Is this species protogynous?
Andrew Flower ... "This doesn't seem to be uncommon in tillandsias - when artificially transferring pollen around I often notice on an individual flower that the stigma is receptive before the pollen matures: with many of them the receptive stigma exerts beyond the immature anthers for some days and then the anthers extend out beyond the exhausted stigma and mature their pollen. Don't recall anyone recording it though. Perhaps I'll take some sequence photos.
Seeing as T. cochabambae has been raised, I have these behaving interestingly at present so I'll pull out the photos and post later tonight. My collection dates back to the Lotte/Denis Cathcart expedition to Bolivia.
protogynous: "With receptive stigmas before the anthers open" Collegiate Dictionary of Botany, Delbert Swartz, 1971. (well I had to look it up :-)"
Dale Dixon ... "Iíd like to see images of this species that you have.
The inflorescence did not protrude much past the leaves on my plant. I wondered if this was because it initiated during winter?
Peter Tristram - do you recall if your parent plant of this one has an inflorescence of this size or is mine an anomaly?"
Andrew Flower ... "Dale - Need to know the diameter of the flower on your plant, please, so I can compare to mine.
I was referring to multiple species with the protogynous habit - wIll look out for some sample(s) to photograph. In case you meant photos of my T. cochabambe currently flowering, will send later."
Dale Dixon ... "Hi Andrew, Iíve just measured the flower diameter. It is 12.5mm diam., petal tip to petal tip. It hasnít opened any further overnight. Itís very overcast and rainy here today. Iíll check again this afternoon to see if it opens more.
I did a bit more reading overnight and was interested in the description of the length of the rachis. The rachis can get to 12 cm long. However, the description states that the rachis is not visible at flowering (see excerpt below) which seems to correlate with my specimen. I note from images on Bromeliads in Australia that the rachis is certainly elongated, particularly the plants of Bruceís. Does The rachis elongate after all flowers are spent?
INFLORESCENCE - simple (always ?) to 12 cm long, bent; peduncle - erect to bent, to 6 cm long, densely enclosed by the stem bracts; peduncle-bracts - leaflike at the bottom, the upper ones forming sheaths with short tips, erect, almost enveloping the stem, green, dense white lepidote, at the bottom naked, becoming similar to the flower bracts; spikes - bent, to 5.5 cm long, 1.5 cm wide, acuminate, complanate, ca 6 flowered. after flowering the flower fades at the top; rachis - at flowering not visible, green, naked, flat edged."
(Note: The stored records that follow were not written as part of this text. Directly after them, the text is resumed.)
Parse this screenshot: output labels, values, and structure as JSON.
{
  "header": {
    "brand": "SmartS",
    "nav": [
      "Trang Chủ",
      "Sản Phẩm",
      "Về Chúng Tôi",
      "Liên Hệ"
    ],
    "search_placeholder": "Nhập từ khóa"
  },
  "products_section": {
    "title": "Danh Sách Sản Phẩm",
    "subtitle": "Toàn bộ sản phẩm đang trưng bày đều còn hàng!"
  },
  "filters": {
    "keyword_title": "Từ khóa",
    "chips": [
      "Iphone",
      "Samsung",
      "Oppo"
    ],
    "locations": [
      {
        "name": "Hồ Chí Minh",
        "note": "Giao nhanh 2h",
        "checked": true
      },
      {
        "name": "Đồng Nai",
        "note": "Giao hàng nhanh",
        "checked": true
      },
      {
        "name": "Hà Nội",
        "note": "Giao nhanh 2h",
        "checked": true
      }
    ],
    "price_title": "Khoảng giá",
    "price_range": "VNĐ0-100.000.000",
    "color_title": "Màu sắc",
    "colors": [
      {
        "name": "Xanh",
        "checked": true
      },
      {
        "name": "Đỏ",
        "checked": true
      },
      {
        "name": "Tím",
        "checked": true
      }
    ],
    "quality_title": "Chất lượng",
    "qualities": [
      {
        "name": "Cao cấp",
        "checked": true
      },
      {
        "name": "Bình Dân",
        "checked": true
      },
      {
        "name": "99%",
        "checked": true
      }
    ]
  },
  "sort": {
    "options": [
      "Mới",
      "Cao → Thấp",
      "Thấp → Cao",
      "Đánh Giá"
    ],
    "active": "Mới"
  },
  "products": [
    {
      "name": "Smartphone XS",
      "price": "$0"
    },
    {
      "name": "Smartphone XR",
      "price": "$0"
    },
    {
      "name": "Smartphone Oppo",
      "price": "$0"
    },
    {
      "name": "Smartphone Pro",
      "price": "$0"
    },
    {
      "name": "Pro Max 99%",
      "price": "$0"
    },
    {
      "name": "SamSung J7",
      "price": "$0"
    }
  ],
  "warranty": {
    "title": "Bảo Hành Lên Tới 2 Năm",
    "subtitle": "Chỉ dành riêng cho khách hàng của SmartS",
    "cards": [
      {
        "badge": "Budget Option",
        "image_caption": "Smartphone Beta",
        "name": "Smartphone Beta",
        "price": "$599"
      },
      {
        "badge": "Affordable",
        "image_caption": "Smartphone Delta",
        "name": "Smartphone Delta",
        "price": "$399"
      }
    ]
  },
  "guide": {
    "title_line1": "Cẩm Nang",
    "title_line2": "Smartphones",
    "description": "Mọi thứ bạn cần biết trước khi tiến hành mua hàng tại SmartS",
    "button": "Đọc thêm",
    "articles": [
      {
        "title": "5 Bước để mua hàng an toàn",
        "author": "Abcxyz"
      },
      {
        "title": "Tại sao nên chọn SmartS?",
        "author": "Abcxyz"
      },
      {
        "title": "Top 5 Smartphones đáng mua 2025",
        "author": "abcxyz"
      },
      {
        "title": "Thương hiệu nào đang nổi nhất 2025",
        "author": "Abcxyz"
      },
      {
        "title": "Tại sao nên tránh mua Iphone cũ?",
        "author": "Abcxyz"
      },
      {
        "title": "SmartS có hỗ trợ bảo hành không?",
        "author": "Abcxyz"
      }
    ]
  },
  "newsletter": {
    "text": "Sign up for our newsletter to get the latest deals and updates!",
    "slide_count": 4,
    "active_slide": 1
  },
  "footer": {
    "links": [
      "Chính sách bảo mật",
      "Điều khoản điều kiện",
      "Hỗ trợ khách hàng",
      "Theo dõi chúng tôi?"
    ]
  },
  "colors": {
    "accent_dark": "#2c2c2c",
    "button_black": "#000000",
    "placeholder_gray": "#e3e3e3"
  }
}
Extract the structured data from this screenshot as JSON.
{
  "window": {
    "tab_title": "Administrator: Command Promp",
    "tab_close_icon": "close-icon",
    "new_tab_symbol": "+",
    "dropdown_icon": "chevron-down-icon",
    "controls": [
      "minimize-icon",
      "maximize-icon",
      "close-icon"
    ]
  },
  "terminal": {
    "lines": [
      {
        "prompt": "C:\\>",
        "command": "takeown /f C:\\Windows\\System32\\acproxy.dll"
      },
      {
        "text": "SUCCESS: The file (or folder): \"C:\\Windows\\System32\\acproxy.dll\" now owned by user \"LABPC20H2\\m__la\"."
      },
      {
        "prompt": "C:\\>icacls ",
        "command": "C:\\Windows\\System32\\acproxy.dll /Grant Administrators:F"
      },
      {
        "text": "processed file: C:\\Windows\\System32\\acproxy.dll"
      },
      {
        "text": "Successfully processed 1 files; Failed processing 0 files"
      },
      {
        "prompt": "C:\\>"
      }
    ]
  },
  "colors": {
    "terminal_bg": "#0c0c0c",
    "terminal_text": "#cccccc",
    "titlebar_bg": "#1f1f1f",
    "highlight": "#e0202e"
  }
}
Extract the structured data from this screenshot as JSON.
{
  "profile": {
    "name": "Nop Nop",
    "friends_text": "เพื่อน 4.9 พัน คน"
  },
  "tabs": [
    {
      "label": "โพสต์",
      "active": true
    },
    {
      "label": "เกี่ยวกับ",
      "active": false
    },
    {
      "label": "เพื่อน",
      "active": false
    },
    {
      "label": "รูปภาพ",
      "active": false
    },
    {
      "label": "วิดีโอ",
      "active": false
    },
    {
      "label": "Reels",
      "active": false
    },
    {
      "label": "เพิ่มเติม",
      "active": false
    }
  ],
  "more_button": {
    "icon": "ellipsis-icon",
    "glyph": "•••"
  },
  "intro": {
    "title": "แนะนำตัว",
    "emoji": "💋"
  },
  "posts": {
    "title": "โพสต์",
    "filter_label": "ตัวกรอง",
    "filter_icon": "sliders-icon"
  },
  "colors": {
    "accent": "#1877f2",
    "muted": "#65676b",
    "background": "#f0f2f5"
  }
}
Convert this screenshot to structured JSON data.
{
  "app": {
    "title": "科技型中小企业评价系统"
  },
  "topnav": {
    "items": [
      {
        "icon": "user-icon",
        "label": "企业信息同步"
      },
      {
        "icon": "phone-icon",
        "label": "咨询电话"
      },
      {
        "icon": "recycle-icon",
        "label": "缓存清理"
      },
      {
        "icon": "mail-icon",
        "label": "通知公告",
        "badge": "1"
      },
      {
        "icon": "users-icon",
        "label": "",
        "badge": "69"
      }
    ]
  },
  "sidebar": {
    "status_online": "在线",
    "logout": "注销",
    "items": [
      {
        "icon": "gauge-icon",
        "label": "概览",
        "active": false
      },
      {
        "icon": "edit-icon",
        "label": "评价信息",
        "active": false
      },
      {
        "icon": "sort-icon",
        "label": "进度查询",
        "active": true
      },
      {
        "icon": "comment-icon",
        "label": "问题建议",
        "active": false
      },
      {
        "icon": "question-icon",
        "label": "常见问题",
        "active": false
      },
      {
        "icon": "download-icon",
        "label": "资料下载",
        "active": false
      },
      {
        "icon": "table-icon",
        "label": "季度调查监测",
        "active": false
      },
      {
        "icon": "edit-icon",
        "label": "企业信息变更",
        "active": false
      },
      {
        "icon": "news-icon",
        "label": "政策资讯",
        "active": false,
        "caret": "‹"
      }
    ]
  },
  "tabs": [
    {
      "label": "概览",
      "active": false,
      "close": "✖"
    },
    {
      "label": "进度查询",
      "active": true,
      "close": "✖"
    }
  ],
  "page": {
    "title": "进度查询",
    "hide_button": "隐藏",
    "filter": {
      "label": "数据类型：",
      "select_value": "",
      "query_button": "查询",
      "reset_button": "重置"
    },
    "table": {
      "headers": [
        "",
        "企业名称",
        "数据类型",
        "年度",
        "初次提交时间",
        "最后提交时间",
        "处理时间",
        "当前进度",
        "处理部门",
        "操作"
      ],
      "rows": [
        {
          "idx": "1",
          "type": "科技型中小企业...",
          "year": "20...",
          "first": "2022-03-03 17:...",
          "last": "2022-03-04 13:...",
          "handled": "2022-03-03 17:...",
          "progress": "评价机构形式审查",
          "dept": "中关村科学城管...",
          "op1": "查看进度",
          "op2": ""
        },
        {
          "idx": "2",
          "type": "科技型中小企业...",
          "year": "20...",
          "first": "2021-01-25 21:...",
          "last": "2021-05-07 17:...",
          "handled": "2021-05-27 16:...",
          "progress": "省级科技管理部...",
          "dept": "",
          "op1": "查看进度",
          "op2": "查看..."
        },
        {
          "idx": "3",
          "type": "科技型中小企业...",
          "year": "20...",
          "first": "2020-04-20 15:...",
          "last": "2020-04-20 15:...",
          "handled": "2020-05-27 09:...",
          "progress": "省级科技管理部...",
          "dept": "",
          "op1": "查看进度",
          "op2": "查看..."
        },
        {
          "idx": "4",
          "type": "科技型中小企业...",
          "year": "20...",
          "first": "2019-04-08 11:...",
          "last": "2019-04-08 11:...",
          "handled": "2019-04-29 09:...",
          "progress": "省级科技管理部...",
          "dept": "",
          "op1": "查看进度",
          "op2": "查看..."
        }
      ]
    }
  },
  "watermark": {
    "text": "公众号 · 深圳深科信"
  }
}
Peter Tristram ... "Interesting discussion. I bet thereís a paper on this topic, somewhere! How can you actually be certain that the stigma is receptive? Generally, as soon as the petals open, especially if cross-pollinating. Seed is often set so maybe stigma is receptive either before flower opens or as it opens. Often the anthers split much later too. The style can extend into the anthers or beyond the anthers in some species. I know Bob Hudson has referred to this at the TPE in many discussions, often regarding ionanthas! If fertilisation hasnít occurred style will elongate in the expectation of receiving foreign pollen. These xiphioides group species vary but I have certainly seen the style elongate and poke out from the petals, same with Anoplophylum species like aeranthos, where the style really elongates over time and the stigma seems receptive at any stage. Research needed?"
Ross Little ... "Dale asked on Thursday 10/9/2020: Is this species protogynous? Has protogyny been recorded in Tillandsia?
As Peter suggested a little research needed so I went and did some reading because I like answers:
In part from: Biology of the Bromeliads by David Benzing. - A protogynous flower becomes receptive before the adjacent stamens are sufficiently developed to shed pollen. The system works because the presence of young and older flowers in the population at the same time makes crossing possible. In some cases a fail-safe device is present. Should a precocious pistil fail to intercept outcrossed pollen, it remains receptive long enough to allow selfing after the associated anthers mature. One blossom every few days seems to be the rule in tillandsioids with unbranched inflorescences and also in some with compound flowering stalks. Many Tillandsias (subgenus Tillandsia) appear to be protogynous with the style emerging from the corolla tube several hours before the anthers dehisce."